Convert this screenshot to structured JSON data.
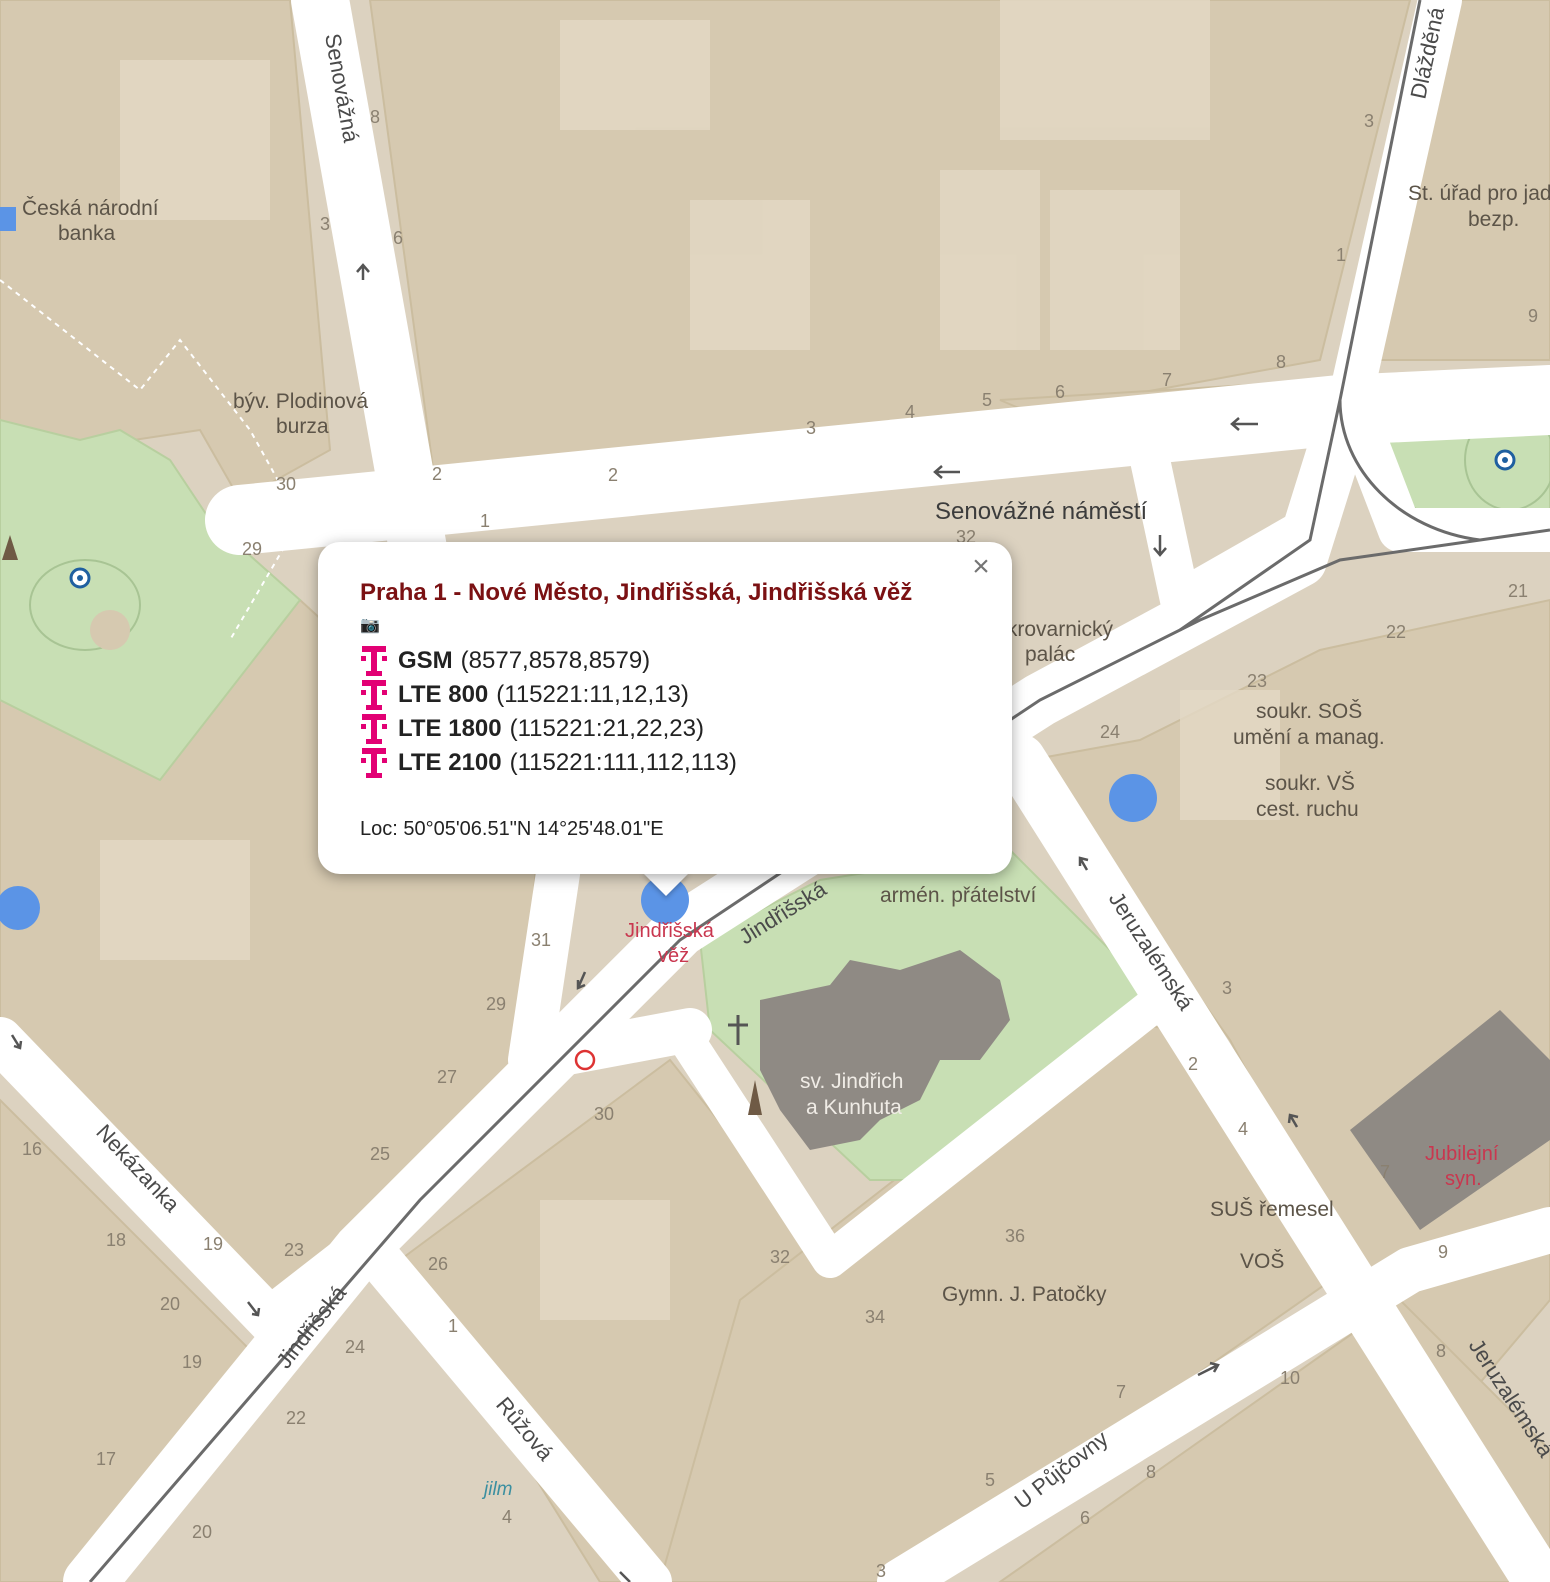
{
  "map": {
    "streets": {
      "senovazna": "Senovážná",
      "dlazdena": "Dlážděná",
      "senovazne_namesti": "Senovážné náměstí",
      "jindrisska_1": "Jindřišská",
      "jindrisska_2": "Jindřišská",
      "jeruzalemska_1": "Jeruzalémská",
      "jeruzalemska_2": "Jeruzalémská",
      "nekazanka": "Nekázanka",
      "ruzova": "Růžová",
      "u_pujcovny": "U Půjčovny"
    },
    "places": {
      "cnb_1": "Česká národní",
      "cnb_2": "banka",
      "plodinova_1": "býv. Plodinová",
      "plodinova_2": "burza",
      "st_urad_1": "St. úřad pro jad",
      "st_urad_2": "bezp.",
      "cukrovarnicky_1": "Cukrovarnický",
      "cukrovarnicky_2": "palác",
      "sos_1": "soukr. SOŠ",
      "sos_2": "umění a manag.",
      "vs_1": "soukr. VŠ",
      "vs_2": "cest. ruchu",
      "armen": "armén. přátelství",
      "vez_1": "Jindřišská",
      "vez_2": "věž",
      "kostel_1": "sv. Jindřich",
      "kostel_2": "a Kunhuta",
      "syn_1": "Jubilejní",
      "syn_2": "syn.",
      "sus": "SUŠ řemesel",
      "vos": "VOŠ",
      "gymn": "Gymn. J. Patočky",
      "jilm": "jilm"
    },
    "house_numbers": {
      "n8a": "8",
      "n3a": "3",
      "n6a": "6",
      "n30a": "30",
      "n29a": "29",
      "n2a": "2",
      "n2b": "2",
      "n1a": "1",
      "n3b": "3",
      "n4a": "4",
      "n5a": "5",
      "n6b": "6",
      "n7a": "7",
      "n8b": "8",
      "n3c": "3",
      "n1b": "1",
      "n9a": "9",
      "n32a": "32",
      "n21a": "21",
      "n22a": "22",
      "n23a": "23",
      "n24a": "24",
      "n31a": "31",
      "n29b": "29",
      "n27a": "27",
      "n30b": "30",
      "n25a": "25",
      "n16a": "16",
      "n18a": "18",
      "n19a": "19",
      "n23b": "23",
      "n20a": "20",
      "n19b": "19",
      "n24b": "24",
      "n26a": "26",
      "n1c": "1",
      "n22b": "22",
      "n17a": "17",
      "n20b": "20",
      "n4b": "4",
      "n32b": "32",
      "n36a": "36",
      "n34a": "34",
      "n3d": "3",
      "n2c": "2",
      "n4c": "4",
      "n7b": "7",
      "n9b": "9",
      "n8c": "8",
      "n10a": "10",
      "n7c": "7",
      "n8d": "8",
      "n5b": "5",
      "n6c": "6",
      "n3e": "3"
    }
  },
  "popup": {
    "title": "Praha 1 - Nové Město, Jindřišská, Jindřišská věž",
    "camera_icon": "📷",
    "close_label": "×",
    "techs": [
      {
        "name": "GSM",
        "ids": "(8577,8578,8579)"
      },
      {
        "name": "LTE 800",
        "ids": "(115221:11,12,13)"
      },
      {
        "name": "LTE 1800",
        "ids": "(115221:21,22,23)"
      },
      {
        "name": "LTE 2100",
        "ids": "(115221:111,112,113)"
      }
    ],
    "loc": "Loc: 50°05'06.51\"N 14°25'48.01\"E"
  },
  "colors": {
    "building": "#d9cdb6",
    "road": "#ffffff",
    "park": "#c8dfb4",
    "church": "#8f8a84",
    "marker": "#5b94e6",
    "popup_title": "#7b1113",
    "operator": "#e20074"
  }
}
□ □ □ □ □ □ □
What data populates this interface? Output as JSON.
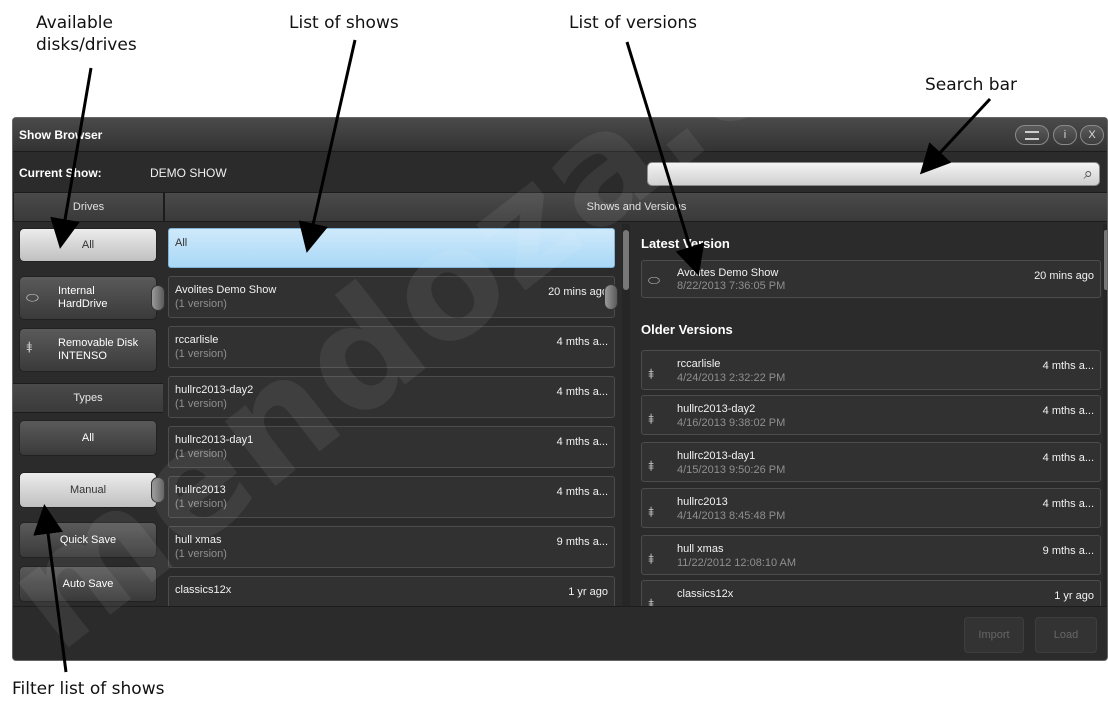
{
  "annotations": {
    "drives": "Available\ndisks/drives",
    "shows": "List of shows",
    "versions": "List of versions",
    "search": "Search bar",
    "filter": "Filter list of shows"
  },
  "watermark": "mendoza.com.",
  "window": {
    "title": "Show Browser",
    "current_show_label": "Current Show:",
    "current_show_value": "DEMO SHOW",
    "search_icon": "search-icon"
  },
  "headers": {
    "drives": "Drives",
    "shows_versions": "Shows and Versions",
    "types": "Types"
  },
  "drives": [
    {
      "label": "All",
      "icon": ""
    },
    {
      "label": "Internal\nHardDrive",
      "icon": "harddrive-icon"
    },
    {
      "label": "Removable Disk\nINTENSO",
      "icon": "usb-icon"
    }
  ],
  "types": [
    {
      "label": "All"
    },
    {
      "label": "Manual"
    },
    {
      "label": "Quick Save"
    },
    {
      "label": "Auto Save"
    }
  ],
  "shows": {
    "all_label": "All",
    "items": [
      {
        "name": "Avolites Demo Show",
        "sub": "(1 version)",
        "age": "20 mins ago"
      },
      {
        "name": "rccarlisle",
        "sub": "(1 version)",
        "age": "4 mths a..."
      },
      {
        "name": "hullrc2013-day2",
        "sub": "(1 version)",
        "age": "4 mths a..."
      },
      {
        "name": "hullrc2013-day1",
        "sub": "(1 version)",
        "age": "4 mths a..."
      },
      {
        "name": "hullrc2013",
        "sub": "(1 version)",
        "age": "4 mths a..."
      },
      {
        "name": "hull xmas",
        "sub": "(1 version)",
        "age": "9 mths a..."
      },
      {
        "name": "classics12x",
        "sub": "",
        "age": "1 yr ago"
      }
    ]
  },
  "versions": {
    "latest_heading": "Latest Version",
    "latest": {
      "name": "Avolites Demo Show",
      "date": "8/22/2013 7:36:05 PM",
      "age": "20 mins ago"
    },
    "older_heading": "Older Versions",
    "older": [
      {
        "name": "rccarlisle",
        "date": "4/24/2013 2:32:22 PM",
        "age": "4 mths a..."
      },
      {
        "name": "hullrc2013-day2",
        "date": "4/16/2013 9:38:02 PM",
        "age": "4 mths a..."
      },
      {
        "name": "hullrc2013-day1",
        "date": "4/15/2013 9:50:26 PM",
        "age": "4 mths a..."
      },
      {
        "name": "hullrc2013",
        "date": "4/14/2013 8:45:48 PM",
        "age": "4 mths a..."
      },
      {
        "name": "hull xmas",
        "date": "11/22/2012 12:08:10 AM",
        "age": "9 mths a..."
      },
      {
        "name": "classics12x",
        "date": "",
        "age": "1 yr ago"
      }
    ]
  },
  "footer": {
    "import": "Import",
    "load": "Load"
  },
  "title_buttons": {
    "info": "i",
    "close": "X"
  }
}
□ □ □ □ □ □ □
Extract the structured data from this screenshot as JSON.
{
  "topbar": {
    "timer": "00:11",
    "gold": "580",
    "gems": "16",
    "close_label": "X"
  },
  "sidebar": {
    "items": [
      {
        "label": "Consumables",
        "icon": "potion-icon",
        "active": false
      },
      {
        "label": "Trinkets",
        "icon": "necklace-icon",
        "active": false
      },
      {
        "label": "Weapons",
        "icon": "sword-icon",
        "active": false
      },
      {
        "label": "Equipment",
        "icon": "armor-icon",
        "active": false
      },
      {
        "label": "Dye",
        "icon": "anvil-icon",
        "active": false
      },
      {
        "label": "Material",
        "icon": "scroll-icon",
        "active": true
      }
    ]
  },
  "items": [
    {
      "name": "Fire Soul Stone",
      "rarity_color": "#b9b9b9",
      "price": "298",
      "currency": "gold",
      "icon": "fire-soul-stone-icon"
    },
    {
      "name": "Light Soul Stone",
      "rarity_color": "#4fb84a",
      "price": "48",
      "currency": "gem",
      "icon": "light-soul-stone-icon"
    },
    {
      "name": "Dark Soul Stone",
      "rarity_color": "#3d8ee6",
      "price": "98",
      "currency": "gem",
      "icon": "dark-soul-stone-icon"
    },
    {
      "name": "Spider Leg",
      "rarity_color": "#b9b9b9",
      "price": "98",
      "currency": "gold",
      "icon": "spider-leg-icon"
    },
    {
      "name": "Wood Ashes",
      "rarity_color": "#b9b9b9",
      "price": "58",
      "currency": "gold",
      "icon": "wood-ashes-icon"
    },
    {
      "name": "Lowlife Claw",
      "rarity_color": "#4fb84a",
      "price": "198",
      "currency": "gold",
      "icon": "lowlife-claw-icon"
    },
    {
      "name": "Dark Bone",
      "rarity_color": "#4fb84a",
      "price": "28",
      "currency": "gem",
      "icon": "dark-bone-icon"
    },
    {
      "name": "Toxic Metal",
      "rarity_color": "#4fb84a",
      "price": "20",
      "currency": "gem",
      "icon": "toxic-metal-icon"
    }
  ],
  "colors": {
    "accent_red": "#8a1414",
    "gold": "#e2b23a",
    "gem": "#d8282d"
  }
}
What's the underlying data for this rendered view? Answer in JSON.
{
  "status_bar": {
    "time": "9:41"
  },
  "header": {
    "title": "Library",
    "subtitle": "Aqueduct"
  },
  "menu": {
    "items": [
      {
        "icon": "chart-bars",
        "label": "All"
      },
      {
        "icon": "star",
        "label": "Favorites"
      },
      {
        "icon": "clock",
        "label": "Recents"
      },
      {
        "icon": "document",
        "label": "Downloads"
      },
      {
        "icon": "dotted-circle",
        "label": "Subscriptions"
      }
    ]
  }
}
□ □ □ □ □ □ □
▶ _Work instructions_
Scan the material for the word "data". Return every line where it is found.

▶ _Task result_
Convert this screenshot to structured JSON data.
What data populates this interface? Output as JSON.
Extract the structured data from this screenshot as JSON.
What's the underlying data for this rendered view? Answer in JSON.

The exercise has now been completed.